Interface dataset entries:
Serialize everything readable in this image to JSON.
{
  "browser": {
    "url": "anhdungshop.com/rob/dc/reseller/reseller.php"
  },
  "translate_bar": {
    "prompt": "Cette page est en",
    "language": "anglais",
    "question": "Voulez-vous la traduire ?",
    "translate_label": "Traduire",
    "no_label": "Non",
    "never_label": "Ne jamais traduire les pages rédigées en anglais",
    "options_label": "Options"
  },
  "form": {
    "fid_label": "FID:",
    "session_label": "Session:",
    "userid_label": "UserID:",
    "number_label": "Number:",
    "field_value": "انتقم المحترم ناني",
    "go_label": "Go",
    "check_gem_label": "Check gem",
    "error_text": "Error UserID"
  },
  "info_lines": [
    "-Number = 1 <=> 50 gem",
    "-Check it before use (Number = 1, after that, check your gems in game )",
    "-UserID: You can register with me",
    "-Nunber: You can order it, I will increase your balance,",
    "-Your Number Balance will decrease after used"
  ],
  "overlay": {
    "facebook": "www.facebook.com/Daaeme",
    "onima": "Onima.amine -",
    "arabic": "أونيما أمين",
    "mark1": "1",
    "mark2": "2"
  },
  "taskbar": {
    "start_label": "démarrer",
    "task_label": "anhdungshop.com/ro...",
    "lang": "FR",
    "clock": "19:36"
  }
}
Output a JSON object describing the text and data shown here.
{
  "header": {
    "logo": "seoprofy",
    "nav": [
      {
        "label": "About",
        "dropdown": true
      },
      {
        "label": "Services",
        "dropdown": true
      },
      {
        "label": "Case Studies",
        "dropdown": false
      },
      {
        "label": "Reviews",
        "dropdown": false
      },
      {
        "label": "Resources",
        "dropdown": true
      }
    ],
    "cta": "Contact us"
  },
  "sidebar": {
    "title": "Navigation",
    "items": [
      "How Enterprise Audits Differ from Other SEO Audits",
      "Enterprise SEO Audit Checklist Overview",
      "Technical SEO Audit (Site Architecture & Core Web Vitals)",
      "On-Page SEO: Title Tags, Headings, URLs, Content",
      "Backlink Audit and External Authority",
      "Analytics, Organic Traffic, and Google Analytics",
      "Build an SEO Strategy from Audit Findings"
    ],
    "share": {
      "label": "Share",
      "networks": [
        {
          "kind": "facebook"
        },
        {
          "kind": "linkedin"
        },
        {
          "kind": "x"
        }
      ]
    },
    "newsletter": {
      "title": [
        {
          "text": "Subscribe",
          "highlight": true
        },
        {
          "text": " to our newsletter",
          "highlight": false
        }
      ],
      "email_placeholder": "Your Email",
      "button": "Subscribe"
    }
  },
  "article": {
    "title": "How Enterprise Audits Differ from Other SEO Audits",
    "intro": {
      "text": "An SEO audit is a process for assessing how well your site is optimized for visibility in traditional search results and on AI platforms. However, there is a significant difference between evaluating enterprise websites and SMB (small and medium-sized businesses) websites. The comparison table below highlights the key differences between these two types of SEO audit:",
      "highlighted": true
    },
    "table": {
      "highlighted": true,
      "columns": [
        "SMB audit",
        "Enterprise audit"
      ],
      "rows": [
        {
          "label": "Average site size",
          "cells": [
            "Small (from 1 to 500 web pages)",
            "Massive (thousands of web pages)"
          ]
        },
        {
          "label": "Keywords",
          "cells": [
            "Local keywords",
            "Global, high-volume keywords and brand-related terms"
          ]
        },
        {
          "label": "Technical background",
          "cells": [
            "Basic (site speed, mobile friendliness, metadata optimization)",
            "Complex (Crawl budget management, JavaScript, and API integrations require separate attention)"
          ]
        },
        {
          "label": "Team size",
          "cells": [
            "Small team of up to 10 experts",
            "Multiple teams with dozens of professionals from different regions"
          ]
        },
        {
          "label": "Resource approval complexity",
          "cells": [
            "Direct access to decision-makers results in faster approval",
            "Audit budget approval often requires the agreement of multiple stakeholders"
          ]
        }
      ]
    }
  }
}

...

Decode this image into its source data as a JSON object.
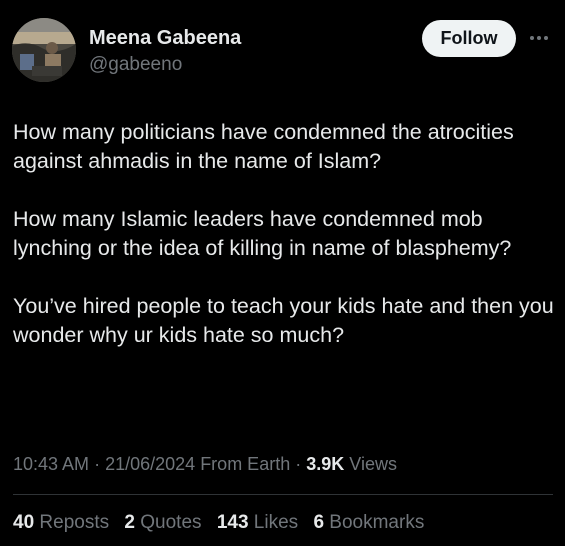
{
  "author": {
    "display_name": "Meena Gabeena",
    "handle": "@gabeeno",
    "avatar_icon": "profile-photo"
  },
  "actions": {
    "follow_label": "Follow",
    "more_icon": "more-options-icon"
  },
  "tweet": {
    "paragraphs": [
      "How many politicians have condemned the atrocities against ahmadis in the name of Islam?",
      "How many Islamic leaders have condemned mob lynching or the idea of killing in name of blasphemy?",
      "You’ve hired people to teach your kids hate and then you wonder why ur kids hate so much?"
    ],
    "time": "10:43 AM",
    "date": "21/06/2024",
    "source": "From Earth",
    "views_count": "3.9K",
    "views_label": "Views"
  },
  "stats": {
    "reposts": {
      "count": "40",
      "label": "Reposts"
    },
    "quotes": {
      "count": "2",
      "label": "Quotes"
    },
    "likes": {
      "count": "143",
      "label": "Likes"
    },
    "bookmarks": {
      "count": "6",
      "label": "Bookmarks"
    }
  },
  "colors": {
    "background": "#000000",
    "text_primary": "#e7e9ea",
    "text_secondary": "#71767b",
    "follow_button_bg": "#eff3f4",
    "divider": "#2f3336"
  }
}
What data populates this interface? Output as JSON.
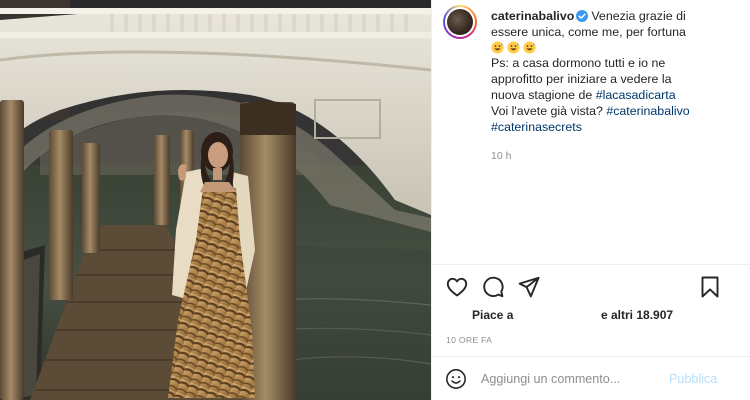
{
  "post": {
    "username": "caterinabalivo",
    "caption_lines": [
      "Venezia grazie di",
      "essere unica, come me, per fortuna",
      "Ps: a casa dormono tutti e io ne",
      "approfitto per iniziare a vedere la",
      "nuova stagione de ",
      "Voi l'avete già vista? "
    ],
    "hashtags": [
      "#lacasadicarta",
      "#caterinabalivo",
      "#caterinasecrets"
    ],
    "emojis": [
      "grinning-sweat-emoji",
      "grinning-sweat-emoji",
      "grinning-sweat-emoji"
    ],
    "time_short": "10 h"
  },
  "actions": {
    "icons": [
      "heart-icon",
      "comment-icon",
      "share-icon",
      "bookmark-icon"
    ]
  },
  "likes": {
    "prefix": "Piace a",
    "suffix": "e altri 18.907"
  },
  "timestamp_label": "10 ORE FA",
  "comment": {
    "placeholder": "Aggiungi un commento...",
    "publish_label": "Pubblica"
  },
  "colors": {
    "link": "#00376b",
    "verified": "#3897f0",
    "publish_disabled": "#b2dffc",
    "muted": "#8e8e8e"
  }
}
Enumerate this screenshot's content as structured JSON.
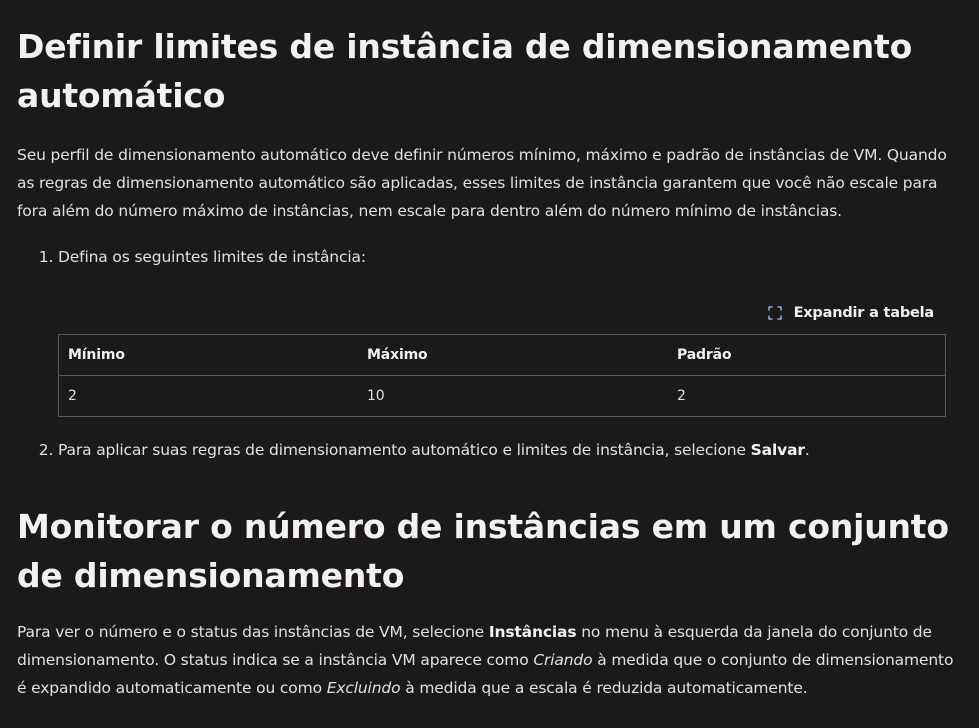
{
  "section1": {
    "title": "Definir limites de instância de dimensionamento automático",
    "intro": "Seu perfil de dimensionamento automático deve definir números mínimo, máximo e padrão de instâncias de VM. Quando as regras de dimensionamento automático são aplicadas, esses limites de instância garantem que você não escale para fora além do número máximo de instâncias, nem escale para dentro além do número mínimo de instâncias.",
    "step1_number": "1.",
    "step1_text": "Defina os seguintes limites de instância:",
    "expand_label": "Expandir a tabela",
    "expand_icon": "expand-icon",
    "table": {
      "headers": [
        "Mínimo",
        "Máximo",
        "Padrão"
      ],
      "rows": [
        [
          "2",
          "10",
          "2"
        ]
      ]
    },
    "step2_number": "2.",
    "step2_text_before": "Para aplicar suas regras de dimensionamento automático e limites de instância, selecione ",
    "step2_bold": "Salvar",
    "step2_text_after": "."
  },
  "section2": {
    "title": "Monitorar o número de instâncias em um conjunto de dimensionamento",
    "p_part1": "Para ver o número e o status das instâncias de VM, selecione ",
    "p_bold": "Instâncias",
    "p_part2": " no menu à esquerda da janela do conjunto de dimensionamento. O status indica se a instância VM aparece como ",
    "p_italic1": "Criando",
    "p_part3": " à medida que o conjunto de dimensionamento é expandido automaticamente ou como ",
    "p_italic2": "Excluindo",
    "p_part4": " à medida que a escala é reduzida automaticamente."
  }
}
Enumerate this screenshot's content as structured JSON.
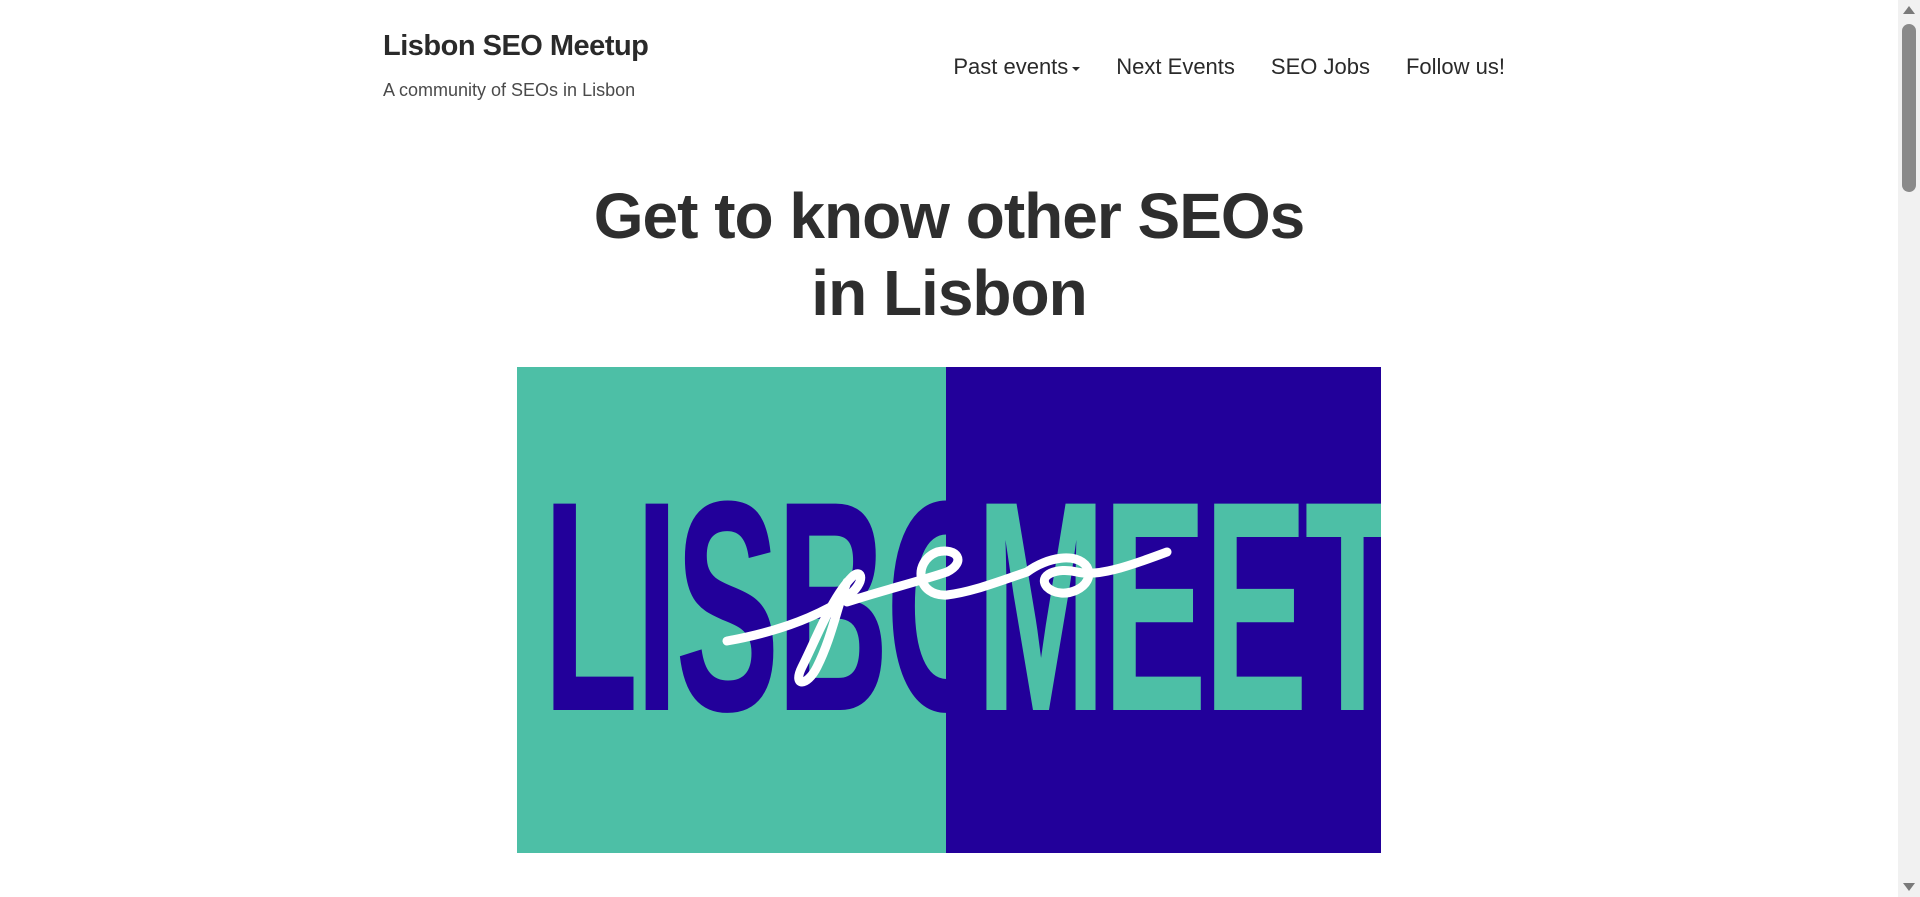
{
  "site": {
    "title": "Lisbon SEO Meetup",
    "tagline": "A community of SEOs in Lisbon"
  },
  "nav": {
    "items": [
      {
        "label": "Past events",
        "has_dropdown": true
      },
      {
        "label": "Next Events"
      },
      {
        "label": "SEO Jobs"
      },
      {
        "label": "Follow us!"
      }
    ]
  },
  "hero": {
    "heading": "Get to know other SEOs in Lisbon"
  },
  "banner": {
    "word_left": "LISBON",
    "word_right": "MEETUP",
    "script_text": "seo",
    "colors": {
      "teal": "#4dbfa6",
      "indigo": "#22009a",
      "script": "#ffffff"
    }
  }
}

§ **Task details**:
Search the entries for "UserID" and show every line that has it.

§ **Result**:
    "userid_label": "UserID:",
    "error_text": "Error UserID"
    "-UserID: You can register with me",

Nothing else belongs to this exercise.